The response should contain only those lines of the entries below that include the string "label".

* * * * * * * * *

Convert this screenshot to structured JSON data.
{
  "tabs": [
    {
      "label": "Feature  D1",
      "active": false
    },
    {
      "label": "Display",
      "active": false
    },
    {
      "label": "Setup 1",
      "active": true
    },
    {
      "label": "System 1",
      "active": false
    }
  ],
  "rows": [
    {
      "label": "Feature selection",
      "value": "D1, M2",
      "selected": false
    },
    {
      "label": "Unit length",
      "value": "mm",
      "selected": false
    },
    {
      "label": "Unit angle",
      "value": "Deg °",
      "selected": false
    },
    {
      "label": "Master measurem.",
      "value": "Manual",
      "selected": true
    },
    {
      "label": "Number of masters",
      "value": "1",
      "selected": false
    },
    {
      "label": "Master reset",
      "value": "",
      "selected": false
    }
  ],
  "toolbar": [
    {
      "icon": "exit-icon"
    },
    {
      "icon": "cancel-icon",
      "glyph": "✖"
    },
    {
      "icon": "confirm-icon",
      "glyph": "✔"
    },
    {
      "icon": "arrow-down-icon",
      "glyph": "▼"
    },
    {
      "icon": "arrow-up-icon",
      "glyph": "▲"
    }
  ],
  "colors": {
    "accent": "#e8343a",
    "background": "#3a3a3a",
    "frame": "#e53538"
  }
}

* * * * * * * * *

◆ **ANSWER TO THE PROBLEM**:
      "label": "Feature  D1",
      "label": "Display",
      "label": "Setup 1",
      "label": "System 1",
      "label": "Feature selection",
      "label": "Unit length",
      "label": "Unit angle",
      "label": "Master measurem.",
      "label": "Number of masters",
      "label": "Master reset",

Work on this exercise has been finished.